Entries from a dataset of interfaces
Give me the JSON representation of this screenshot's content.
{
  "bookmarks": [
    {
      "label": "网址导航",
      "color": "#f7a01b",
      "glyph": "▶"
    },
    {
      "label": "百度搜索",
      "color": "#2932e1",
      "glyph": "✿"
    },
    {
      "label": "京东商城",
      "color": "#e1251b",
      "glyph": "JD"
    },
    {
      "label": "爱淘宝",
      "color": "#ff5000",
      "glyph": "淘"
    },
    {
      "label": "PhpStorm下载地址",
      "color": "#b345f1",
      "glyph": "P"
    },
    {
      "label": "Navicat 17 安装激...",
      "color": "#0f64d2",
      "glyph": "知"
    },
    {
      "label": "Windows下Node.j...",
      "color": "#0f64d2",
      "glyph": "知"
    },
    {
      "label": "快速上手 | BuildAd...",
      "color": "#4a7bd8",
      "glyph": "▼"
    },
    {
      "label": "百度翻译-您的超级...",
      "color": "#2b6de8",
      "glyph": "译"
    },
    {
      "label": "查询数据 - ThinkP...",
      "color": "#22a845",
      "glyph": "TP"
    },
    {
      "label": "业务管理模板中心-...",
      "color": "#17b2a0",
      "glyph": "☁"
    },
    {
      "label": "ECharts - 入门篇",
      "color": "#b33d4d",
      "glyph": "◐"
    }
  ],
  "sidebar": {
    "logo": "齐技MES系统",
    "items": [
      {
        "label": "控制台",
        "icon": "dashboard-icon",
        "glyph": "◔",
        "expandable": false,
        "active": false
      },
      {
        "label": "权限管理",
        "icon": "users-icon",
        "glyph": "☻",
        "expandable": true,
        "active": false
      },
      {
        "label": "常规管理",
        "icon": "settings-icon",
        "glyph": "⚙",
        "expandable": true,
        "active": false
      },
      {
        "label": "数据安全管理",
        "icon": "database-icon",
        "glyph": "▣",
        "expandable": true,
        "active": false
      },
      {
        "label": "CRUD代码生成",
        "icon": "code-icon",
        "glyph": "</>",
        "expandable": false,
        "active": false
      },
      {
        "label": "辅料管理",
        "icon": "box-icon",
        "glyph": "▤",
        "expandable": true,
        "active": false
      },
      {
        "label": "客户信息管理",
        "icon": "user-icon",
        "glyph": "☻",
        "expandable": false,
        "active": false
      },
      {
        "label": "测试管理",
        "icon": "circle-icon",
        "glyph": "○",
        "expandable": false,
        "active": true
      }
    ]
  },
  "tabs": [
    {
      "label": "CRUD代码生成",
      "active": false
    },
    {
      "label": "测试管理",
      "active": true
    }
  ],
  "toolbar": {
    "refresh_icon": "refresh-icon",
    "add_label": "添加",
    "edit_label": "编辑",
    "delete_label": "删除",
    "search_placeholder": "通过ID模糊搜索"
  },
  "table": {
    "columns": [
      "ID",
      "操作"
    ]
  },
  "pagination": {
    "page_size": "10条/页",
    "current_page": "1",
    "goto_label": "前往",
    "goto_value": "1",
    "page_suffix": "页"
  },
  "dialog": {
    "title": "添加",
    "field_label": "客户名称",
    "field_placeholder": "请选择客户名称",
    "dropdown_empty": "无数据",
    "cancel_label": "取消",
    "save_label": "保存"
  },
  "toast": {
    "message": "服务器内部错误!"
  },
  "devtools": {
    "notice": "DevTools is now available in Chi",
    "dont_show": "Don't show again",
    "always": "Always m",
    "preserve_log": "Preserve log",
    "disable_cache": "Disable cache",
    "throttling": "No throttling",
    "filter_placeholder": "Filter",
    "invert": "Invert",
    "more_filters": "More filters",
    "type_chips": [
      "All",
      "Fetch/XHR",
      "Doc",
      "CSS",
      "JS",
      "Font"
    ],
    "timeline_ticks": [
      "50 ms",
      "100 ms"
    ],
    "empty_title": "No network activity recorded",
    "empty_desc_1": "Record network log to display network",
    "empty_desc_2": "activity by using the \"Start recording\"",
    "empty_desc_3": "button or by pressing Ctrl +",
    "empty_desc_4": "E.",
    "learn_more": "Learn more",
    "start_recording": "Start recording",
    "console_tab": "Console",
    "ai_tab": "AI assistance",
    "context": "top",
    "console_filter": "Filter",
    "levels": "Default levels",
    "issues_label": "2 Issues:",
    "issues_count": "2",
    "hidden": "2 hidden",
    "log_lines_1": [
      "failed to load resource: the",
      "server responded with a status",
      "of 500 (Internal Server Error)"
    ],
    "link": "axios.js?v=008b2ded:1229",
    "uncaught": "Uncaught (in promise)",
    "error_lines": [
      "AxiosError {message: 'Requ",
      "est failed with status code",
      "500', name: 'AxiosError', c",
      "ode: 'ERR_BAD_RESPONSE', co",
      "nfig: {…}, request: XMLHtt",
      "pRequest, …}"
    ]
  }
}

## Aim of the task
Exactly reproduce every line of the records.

## Result of the task
Give me the JSON representation of this screenshot's content.
{
  "bookmarks": [
    {
      "label": "网址导航",
      "color": "#f7a01b",
      "glyph": "▶"
    },
    {
      "label": "百度搜索",
      "color": "#2932e1",
      "glyph": "✿"
    },
    {
      "label": "京东商城",
      "color": "#e1251b",
      "glyph": "JD"
    },
    {
      "label": "爱淘宝",
      "color": "#ff5000",
      "glyph": "淘"
    },
    {
      "label": "PhpStorm下载地址",
      "color": "#b345f1",
      "glyph": "P"
    },
    {
      "label": "Navicat 17 安装激...",
      "color": "#0f64d2",
      "glyph": "知"
    },
    {
      "label": "Windows下Node.j...",
      "color": "#0f64d2",
      "glyph": "知"
    },
    {
      "label": "快速上手 | BuildAd...",
      "color": "#4a7bd8",
      "glyph": "▼"
    },
    {
      "label": "百度翻译-您的超级...",
      "color": "#2b6de8",
      "glyph": "译"
    },
    {
      "label": "查询数据 - ThinkP...",
      "color": "#22a845",
      "glyph": "TP"
    },
    {
      "label": "业务管理模板中心-...",
      "color": "#17b2a0",
      "glyph": "☁"
    },
    {
      "label": "ECharts - 入门篇",
      "color": "#b33d4d",
      "glyph": "◐"
    }
  ],
  "sidebar": {
    "logo": "齐技MES系统",
    "items": [
      {
        "label": "控制台",
        "icon": "dashboard-icon",
        "glyph": "◔",
        "expandable": false,
        "active": false
      },
      {
        "label": "权限管理",
        "icon": "users-icon",
        "glyph": "☻",
        "expandable": true,
        "active": false
      },
      {
        "label": "常规管理",
        "icon": "settings-icon",
        "glyph": "⚙",
        "expandable": true,
        "active": false
      },
      {
        "label": "数据安全管理",
        "icon": "database-icon",
        "glyph": "▣",
        "expandable": true,
        "active": false
      },
      {
        "label": "CRUD代码生成",
        "icon": "code-icon",
        "glyph": "</>",
        "expandable": false,
        "active": false
      },
      {
        "label": "辅料管理",
        "icon": "box-icon",
        "glyph": "▤",
        "expandable": true,
        "active": false
      },
      {
        "label": "客户信息管理",
        "icon": "user-icon",
        "glyph": "☻",
        "expandable": false,
        "active": false
      },
      {
        "label": "测试管理",
        "icon": "circle-icon",
        "glyph": "○",
        "expandable": false,
        "active": true
      }
    ]
  },
  "tabs": [
    {
      "label": "CRUD代码生成",
      "active": false
    },
    {
      "label": "测试管理",
      "active": true
    }
  ],
  "toolbar": {
    "refresh_icon": "refresh-icon",
    "add_label": "添加",
    "edit_label": "编辑",
    "delete_label": "删除",
    "search_placeholder": "通过ID模糊搜索"
  },
  "table": {
    "columns": [
      "ID",
      "操作"
    ]
  },
  "pagination": {
    "page_size": "10条/页",
    "current_page": "1",
    "goto_label": "前往",
    "goto_value": "1",
    "page_suffix": "页"
  },
  "dialog": {
    "title": "添加",
    "field_label": "客户名称",
    "field_placeholder": "请选择客户名称",
    "dropdown_empty": "无数据",
    "cancel_label": "取消",
    "save_label": "保存"
  },
  "toast": {
    "message": "服务器内部错误!"
  },
  "devtools": {
    "notice": "DevTools is now available in Chi",
    "dont_show": "Don't show again",
    "always": "Always m",
    "preserve_log": "Preserve log",
    "disable_cache": "Disable cache",
    "throttling": "No throttling",
    "filter_placeholder": "Filter",
    "invert": "Invert",
    "more_filters": "More filters",
    "type_chips": [
      "All",
      "Fetch/XHR",
      "Doc",
      "CSS",
      "JS",
      "Font"
    ],
    "timeline_ticks": [
      "50 ms",
      "100 ms"
    ],
    "empty_title": "No network activity recorded",
    "empty_desc_1": "Record network log to display network",
    "empty_desc_2": "activity by using the \"Start recording\"",
    "empty_desc_3": "button or by pressing Ctrl +",
    "empty_desc_4": "E.",
    "learn_more": "Learn more",
    "start_recording": "Start recording",
    "console_tab": "Console",
    "ai_tab": "AI assistance",
    "context": "top",
    "console_filter": "Filter",
    "levels": "Default levels",
    "issues_label": "2 Issues:",
    "issues_count": "2",
    "hidden": "2 hidden",
    "log_lines_1": [
      "failed to load resource: the",
      "server responded with a status",
      "of 500 (Internal Server Error)"
    ],
    "link": "axios.js?v=008b2ded:1229",
    "uncaught": "Uncaught (in promise)",
    "error_lines": [
      "AxiosError {message: 'Requ",
      "est failed with status code",
      "500', name: 'AxiosError', c",
      "ode: 'ERR_BAD_RESPONSE', co",
      "nfig: {…}, request: XMLHtt",
      "pRequest, …}"
    ]
  }
}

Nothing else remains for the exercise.